Little did I know before returning to Nicaragua, that the organization I would be working for is more of a feminist organization, than it is an environmental one. The environment and the protection of natural resources is ANIDES's main focus, with women's rights inherent in this issue. Furthermore, there are a plethora of feminist organizations in Matagalpa...I was amazed upon arriving how many I noticed: Pro Woman, CARE, The Nicaraguan Communal Movement, and Grupo Venancia; A group of women who work in solidarity to promote the rights of women through a variety of means including educational workshops, cultural programs, popular campaigns and even a radio show.

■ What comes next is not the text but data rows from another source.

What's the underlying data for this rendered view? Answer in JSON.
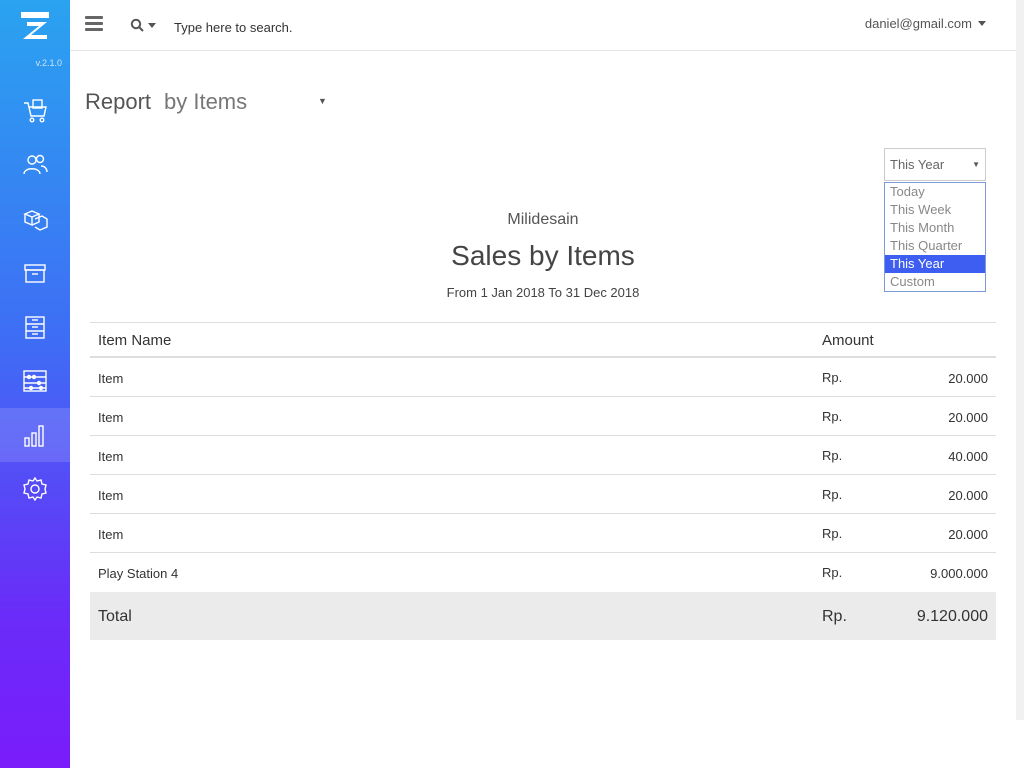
{
  "app": {
    "logo_letter": "Z",
    "version": "v.2.1.0"
  },
  "sidebar": {
    "items": [
      {
        "icon": "cart-icon"
      },
      {
        "icon": "users-icon"
      },
      {
        "icon": "boxes-icon"
      },
      {
        "icon": "archive-icon"
      },
      {
        "icon": "cabinet-icon"
      },
      {
        "icon": "abacus-icon"
      },
      {
        "icon": "bar-chart-icon",
        "active": true
      },
      {
        "icon": "gear-icon"
      }
    ]
  },
  "topbar": {
    "search_placeholder": "Type here to search.",
    "user_email": "daniel@gmail.com"
  },
  "page": {
    "title": "Report",
    "subtitle": "by Items"
  },
  "period": {
    "selected": "This Year",
    "options": [
      "Today",
      "This Week",
      "This Month",
      "This Quarter",
      "This Year",
      "Custom"
    ]
  },
  "report": {
    "company": "Milidesain",
    "title": "Sales by Items",
    "date_range": "From 1 Jan 2018 To 31 Dec 2018",
    "columns": {
      "item_name": "Item Name",
      "amount": "Amount"
    },
    "rows": [
      {
        "name": "Item",
        "currency": "Rp.",
        "amount": "20.000"
      },
      {
        "name": "Item",
        "currency": "Rp.",
        "amount": "20.000"
      },
      {
        "name": "Item",
        "currency": "Rp.",
        "amount": "40.000"
      },
      {
        "name": "Item",
        "currency": "Rp.",
        "amount": "20.000"
      },
      {
        "name": "Item",
        "currency": "Rp.",
        "amount": "20.000"
      },
      {
        "name": "Play Station 4",
        "currency": "Rp.",
        "amount": "9.000.000"
      }
    ],
    "total": {
      "label": "Total",
      "currency": "Rp.",
      "amount": "9.120.000"
    }
  },
  "colors": {
    "sidebar_top": "#2aa3f0",
    "sidebar_bottom": "#7a1cfb",
    "selected_option": "#3d5ef0",
    "total_row_bg": "#ebebeb"
  }
}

The sight of these organizations and working for ANIDES got me to thinking. I have always had my opinions about feminism, one being that so many radical feminists never appeared, to me, to seek true equality. As I perceived them, radical feminists believed women should become the more powerful gender, economically, socially and politically. Sort of like the rise of the underdog. After taking a variety of gender studies courses throughout my university career, I was always left with a bad taste in my mouth when learning about radical feminism. We were taught equality meant a perfect equilibrium, socially, politically and economically between men and women, so then why would a group of feminists, fighting for such a concept, want to "bring men down," as it appeared to me? The more I learn, however, the more insight I gain and the more inspired I become.
It was not until I came back to Nicaragua this year, and observed this country that is going through a great evolution ( Nicaragua is one of the only countries in the world with a complete ban on abortion, with many a feminist group speaking against this) , that I have begun to understand what the feminist fight is all about. As I write this I feel slightly ignorant. I am after all , an educated woman who has taken a variety of courses on this subject and yet I am just coming to form somewhat of a clear opinion on the rights of my own gender. Everything has its time, I suppose.
I came to some of my realizations last week-end, among a group of girlfriends. We were a divided group, geographically, half from Canada, half from Finland. The local Spanish school, a hub for foreigners alike to come and learn and practice their Spanish, only hires women. Myself and others have spoken up to what I perceive as a discriminating act. Apparently the school has had "issues" in the past with every man they have hired and so ceased to do so. The school has a very strong and clear feminist mandate which I support but still could not understand why they didn't hire men if they claimed to believe in true equality? I made a comment to one of my Canadian friends and colleagues, Hannah, in our conversation last week-end, "If it is a feminist school, then why don't they hire men??" I said, totally perplexed. Hannah replied something along the lines of , and I paraphrase, "Well, it is an extreme stance yes, but it is also an evolution. They are going through an evolution." One simple comment and in that moment, an epiphany came upon me. "You are right, you are so right," I said, a light bulb had gone off.
Just like so many societies, Nicaragua is going through its own evolution and evolution is messy and complicated. Humans go through change just like societies do and in order to find our balance as beings, we sometimes need to go off the deep end, go to the extreme, just to get to the other side where everything seems a little bit clearer and we find our equilibrium, whatever that looks like. Evolution takes time. If anything, change does not happen overnight.
How we converse about women's rights in Canada has progressed in leaps and strides. The dialogue surrounding rape education given to women has greatly changed. We have come to a greater understanding of the responsibility of the perpetrator and educating men, the actual threat, rather than providing one patronizing speech after the other to women, preaching how they need to avoid being raped. This kind of dialogue is more and more present. Just like Nicaragua, however, Canada has gone through an evolution in opinions and dialogue. Our consciousness is evolving.
All of the bother, frustration and misunderstanding I had for feminists who appeared so radical, cleared. That conversation with Hannah still resonates with me and in the last week I have come to find a great peace in my heart. I feel more proud and more empowered than ever before to be a woman. I feel stronger than ever as well, to fight for my and every woman's rights.
|These decals are spray painted all over the walls of Matagalpa. The feminist energy here is enough to inspire anyone.|
As I looked around at the spray-painted decals on the outside of people's homes that say, "In this house, we are against sexual abuse," and at the pro-choice marches down the main street of Matagalpa, I always stood in shock and discomfort ; this seems so radical I thought, there must be some major problems here in Nicaragua," and "Women seem so passionate and demanding, so much so they march around screaming for their rights."
All women have the same rights and the same need for coming together in solidarity, we are in this movement together, wherever it may lead us. We are all one. Perhaps we will find the equality we all so passionately demand one day, but for now let us rejoice in what we have accomplished today and take comfort in the fact that nothing is permanent, change is bound to come.